A Republican prosecutor in central Pennsylvania has lost the support of his local party after writing a public letter in support of Black Lives Matter and calling on fellow Republicans to vote against President Donald Trump.

Matt Fogal, Franklin County’s district attorney since 2009, wrote in early June about how protests in Chambersburg had prompted him to support the Black Lives Matter movement. He said in an interview with The Inquirer that he wrote the letter because he felt an obligation to show “what side of history” he was on.

“This is an unprecedented time, and I wanted to make sure those I serve here know what side of history I’m on in this moment, and where I encourage them to be,” he said at the time.

In a response letter published over the weekend by a local conservative blogger, the chairman of the Franklin County Republican Party said it was formally censuring Fogal and would not support him for reelection in 2023 or for any public office. The chair, Allen B. Coffman, called Black Lives Matter a “radical and violent movement.”

“You also stated that ‘all lives matter’ was wrong and part of the problem,” Coffman wrote. “We strongly disagree with your view. There is no more inclusive statement than ‘all lives matter.’”

Coffman’s letter misleads when it conflates the worldwide protest movement known as Black Lives Matter with a loosely organized activist organization of the same name, calling it “a self-admitted Marxist revolutionary group dedicated to the dissolution of America, its heritage and its culture, including the nuclear family.”

The broad Black Lives Matter movement is focused primarily on anti-Black racism, particularly in policing. The movement has drawn millions of Americans into the streets in protest and has widespread public support, according to polls.

Fogal declined to comment Monday. The Franklin County GOP did not immediately respond to a request for comment.

“Black Lives Matter. Period. Full stop,” Fogal wrote in his June letter, which was published in several local newspapers and shared widely on social media. “I confess, when I first heard the phrase, my immediate reaction was that ‘All Lives Matter.’ I was wrong and part of the problem.”

He also called on the GOP to ditch Trump. “For my fellow Republicans, I encourage you to exhibit political courage and never put the party before the country or conscience,” he wrote. “In Union There Is Strength.”

Fogal met with the party’s executive committee earlier this month about his comments, but the censure letter said the meeting “only served to reinforce our concerns that you have departed from the sensible conservative views of the vast majority of your fellow citizens.”

The censure letter also noted interviews Fogal gave to The Inquirer and the New York Times. “These papers do not reflect the views of conservative Republicans nor are they a local paper of record,” Coffman wrote.

Republicans outnumber Democrats by about 2-1 in Franklin County. The county supported Trump with 72% of the vote in 2016. Chambersburg, the county seat, was one of several small Pennsylvania towns where demonstrations were held after the police killing of George Floyd in Minneapolis.

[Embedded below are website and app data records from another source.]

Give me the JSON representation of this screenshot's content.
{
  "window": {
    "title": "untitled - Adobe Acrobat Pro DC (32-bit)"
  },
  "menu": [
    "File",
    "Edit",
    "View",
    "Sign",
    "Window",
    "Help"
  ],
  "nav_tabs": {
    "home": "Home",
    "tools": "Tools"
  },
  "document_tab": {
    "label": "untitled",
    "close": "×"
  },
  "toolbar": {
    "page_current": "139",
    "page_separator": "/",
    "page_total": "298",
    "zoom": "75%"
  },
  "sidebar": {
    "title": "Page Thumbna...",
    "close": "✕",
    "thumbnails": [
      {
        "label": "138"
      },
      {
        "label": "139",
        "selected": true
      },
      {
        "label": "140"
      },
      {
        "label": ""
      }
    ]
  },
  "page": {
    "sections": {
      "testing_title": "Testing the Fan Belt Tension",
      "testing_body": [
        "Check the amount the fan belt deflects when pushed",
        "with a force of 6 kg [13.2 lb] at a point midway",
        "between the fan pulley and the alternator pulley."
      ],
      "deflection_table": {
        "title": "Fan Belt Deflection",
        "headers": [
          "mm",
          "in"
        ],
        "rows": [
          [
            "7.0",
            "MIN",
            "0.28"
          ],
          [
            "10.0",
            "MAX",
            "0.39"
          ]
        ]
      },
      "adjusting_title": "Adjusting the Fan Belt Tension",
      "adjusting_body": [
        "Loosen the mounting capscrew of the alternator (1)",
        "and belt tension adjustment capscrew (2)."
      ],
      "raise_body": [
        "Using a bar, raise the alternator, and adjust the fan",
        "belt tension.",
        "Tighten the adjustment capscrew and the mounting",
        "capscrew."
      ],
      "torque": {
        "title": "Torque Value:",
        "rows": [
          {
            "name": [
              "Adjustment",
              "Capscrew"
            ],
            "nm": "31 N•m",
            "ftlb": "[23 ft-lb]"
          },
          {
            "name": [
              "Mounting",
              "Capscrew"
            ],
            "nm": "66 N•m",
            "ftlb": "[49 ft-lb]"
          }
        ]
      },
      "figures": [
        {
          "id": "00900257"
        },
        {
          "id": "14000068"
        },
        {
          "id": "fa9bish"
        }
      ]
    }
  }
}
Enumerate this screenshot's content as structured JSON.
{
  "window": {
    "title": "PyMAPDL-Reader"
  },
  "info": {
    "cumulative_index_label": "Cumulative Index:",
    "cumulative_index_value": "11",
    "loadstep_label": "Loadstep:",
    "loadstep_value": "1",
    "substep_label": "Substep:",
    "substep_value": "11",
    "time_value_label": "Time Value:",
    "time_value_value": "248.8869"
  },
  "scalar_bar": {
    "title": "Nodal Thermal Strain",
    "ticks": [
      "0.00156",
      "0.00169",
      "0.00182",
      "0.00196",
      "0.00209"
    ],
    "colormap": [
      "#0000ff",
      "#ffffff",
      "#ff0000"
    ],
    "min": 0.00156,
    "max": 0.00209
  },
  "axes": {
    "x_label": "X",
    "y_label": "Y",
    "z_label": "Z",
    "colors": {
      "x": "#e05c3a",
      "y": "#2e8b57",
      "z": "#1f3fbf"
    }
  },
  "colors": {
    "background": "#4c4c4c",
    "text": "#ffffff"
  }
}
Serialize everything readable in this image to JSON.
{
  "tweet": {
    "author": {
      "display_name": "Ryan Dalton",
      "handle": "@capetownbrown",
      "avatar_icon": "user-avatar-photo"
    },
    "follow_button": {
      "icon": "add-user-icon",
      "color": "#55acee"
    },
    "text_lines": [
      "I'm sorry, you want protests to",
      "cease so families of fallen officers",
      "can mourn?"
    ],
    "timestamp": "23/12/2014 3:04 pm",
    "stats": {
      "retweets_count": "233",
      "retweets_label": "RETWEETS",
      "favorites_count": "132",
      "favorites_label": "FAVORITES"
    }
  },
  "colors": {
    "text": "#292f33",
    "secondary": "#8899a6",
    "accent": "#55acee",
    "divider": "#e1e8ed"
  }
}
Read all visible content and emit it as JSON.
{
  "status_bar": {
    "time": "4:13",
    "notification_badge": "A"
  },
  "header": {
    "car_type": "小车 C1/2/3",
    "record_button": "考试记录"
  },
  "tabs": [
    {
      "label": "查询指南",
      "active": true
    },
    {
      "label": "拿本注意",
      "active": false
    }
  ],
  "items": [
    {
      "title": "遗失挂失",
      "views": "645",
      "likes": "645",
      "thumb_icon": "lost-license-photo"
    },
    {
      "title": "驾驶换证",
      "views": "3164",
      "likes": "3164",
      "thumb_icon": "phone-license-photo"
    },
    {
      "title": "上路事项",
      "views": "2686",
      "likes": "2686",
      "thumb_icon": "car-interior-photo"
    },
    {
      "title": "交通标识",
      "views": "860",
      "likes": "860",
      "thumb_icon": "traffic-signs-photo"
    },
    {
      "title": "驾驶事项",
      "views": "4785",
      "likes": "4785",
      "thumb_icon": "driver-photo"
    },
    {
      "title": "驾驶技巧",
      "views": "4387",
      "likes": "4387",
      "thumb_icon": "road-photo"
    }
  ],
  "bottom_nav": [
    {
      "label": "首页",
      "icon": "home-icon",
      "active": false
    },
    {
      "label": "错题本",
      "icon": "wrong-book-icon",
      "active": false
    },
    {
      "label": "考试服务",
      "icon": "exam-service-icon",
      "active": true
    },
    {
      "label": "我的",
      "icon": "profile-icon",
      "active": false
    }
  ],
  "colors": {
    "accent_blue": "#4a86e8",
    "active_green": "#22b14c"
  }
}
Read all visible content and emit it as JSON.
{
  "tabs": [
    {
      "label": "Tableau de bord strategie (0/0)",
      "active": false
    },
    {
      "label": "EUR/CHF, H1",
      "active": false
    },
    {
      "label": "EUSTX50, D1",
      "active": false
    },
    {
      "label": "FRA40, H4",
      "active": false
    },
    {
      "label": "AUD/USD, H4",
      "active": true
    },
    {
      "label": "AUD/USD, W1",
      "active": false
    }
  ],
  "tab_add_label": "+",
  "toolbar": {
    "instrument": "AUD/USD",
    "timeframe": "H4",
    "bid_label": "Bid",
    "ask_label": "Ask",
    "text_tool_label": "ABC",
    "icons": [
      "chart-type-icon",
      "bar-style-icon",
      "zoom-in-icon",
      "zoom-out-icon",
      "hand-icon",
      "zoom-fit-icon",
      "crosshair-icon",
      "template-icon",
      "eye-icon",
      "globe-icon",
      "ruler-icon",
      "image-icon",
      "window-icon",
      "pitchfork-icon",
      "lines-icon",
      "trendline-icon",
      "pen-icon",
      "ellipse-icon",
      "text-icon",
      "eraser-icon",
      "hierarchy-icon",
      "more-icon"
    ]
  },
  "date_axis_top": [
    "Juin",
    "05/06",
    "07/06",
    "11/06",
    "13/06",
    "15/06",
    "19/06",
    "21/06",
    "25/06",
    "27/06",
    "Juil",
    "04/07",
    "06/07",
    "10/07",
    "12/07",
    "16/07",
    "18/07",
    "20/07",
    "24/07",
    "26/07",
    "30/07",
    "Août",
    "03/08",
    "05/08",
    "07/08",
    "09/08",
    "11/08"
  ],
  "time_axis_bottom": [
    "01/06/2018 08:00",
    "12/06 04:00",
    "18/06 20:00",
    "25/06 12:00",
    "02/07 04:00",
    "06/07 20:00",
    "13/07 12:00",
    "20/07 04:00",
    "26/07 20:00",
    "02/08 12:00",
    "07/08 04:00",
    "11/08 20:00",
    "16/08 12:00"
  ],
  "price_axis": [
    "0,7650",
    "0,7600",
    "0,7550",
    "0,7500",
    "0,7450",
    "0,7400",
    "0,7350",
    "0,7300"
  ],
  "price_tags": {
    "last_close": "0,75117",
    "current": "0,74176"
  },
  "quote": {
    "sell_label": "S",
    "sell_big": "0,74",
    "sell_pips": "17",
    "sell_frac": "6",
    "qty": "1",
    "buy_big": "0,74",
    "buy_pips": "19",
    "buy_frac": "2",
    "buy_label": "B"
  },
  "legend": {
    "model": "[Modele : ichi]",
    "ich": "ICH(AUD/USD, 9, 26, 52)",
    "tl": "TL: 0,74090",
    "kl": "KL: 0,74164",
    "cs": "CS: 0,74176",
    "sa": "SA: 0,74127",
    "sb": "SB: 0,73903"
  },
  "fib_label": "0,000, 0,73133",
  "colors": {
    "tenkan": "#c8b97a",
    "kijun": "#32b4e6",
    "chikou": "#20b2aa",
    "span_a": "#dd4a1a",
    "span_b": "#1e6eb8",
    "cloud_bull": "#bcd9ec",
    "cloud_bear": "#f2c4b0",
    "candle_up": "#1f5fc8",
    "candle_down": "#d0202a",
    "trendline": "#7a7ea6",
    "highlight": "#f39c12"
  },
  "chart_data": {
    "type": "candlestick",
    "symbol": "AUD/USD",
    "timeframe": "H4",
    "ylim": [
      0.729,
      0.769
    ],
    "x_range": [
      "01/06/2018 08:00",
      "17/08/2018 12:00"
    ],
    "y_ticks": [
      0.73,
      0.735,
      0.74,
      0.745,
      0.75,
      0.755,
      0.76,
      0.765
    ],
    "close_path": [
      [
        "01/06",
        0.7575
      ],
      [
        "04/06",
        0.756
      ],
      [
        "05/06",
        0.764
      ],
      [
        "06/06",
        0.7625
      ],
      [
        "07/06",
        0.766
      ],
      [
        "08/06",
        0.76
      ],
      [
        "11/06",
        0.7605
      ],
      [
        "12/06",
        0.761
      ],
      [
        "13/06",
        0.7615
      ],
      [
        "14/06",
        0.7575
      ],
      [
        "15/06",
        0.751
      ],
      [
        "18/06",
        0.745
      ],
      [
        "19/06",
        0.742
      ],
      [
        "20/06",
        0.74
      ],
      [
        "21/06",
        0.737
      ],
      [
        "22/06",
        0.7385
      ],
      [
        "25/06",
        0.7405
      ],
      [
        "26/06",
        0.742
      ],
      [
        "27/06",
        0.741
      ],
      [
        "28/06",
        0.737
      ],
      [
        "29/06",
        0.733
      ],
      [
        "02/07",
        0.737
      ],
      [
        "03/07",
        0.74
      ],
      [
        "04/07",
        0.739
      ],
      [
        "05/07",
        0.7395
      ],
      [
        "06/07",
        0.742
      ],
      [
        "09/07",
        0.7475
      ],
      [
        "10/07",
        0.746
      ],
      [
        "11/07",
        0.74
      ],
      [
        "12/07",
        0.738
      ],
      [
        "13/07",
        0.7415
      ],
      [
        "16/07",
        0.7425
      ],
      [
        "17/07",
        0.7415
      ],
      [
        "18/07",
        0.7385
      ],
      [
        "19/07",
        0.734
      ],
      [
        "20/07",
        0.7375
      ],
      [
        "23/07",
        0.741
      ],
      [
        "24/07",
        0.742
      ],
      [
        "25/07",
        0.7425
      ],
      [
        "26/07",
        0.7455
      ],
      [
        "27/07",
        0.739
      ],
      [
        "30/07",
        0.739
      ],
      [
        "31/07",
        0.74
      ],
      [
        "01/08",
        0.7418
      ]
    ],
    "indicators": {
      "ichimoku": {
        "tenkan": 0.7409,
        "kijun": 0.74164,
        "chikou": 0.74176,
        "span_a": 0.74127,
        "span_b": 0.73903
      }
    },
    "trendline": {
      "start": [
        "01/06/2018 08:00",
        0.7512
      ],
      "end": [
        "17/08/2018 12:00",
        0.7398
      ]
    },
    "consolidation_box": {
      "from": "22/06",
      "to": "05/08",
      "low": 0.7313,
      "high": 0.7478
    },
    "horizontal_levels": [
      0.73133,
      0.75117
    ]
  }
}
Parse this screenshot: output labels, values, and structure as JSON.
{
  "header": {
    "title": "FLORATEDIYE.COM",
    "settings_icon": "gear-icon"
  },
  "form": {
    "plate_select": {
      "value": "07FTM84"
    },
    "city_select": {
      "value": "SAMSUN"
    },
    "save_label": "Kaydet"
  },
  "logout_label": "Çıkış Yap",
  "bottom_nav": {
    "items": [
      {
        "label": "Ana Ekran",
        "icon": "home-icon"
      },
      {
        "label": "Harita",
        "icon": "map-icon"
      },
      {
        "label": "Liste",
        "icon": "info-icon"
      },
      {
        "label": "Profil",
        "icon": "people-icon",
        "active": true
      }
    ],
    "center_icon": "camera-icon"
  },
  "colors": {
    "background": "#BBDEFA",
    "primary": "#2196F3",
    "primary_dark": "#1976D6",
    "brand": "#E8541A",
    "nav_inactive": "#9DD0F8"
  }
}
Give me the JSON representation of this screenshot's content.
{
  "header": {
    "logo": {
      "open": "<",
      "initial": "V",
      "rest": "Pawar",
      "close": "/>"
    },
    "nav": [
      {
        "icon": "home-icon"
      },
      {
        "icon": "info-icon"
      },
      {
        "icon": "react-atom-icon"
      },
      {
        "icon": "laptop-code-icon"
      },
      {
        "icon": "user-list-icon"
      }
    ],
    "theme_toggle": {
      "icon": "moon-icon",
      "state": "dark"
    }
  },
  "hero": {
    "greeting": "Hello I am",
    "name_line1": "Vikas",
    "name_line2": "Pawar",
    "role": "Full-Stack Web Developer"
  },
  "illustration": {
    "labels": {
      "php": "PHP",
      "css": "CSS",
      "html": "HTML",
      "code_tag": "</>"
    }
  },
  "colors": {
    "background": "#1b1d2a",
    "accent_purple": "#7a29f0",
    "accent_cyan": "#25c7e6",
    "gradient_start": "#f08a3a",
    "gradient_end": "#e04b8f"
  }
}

In Pennsylvania, there were protests supporting the Black Lives Matter movement in at least 56 of the state’s 67 counties. Of the towns in those counties that saw demonstrations, at least 40 were ones Trump won in 2016.

Fogal, an independent turned Republican, would be up for reelection to what would be his fourth term in 2023. He is a member of the Army National Guard who responded to Hurricane Katrina, and was deployed to Kosovo and Afghanistan.